● PROBLEM
Print each record below word for word.

● Extracted records
────────────────────────────────────────

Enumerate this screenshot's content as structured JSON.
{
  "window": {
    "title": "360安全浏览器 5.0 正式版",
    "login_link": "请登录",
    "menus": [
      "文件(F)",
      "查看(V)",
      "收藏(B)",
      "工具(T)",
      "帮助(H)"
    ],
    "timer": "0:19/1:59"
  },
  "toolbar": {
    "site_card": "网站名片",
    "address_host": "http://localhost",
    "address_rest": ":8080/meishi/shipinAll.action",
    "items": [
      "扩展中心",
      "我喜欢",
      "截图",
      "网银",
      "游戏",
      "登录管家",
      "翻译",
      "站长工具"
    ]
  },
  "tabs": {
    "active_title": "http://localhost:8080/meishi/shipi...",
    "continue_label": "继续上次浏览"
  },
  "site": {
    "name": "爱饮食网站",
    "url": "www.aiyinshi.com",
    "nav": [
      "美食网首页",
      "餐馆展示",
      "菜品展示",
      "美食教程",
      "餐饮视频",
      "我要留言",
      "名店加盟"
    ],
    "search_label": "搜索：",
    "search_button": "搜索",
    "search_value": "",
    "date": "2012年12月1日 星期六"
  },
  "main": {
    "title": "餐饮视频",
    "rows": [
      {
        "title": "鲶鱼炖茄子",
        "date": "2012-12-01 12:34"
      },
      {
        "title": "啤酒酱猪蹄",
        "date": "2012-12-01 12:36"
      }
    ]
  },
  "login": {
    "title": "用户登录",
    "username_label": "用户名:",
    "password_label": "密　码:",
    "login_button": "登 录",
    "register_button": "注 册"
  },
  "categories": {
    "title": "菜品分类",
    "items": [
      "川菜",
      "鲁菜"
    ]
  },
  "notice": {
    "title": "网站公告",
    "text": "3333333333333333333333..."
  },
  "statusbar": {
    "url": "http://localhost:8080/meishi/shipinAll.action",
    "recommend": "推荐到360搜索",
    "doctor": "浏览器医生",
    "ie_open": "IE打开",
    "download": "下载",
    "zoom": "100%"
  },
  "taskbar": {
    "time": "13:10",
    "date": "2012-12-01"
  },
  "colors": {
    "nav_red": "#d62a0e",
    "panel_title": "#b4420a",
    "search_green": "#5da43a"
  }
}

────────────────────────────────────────

● OUTPUT BELOW
Enumerate this screenshot's content as structured JSON.
{
  "window": {
    "title": "360安全浏览器 5.0 正式版",
    "login_link": "请登录",
    "menus": [
      "文件(F)",
      "查看(V)",
      "收藏(B)",
      "工具(T)",
      "帮助(H)"
    ],
    "timer": "0:19/1:59"
  },
  "toolbar": {
    "site_card": "网站名片",
    "address_host": "http://localhost",
    "address_rest": ":8080/meishi/shipinAll.action",
    "items": [
      "扩展中心",
      "我喜欢",
      "截图",
      "网银",
      "游戏",
      "登录管家",
      "翻译",
      "站长工具"
    ]
  },
  "tabs": {
    "active_title": "http://localhost:8080/meishi/shipi...",
    "continue_label": "继续上次浏览"
  },
  "site": {
    "name": "爱饮食网站",
    "url": "www.aiyinshi.com",
    "nav": [
      "美食网首页",
      "餐馆展示",
      "菜品展示",
      "美食教程",
      "餐饮视频",
      "我要留言",
      "名店加盟"
    ],
    "search_label": "搜索：",
    "search_button": "搜索",
    "search_value": "",
    "date": "2012年12月1日 星期六"
  },
  "main": {
    "title": "餐饮视频",
    "rows": [
      {
        "title": "鲶鱼炖茄子",
        "date": "2012-12-01 12:34"
      },
      {
        "title": "啤酒酱猪蹄",
        "date": "2012-12-01 12:36"
      }
    ]
  },
  "login": {
    "title": "用户登录",
    "username_label": "用户名:",
    "password_label": "密　码:",
    "login_button": "登 录",
    "register_button": "注 册"
  },
  "categories": {
    "title": "菜品分类",
    "items": [
      "川菜",
      "鲁菜"
    ]
  },
  "notice": {
    "title": "网站公告",
    "text": "3333333333333333333333..."
  },
  "statusbar": {
    "url": "http://localhost:8080/meishi/shipinAll.action",
    "recommend": "推荐到360搜索",
    "doctor": "浏览器医生",
    "ie_open": "IE打开",
    "download": "下载",
    "zoom": "100%"
  },
  "taskbar": {
    "time": "13:10",
    "date": "2012-12-01"
  },
  "colors": {
    "nav_red": "#d62a0e",
    "panel_title": "#b4420a",
    "search_green": "#5da43a"
  }
}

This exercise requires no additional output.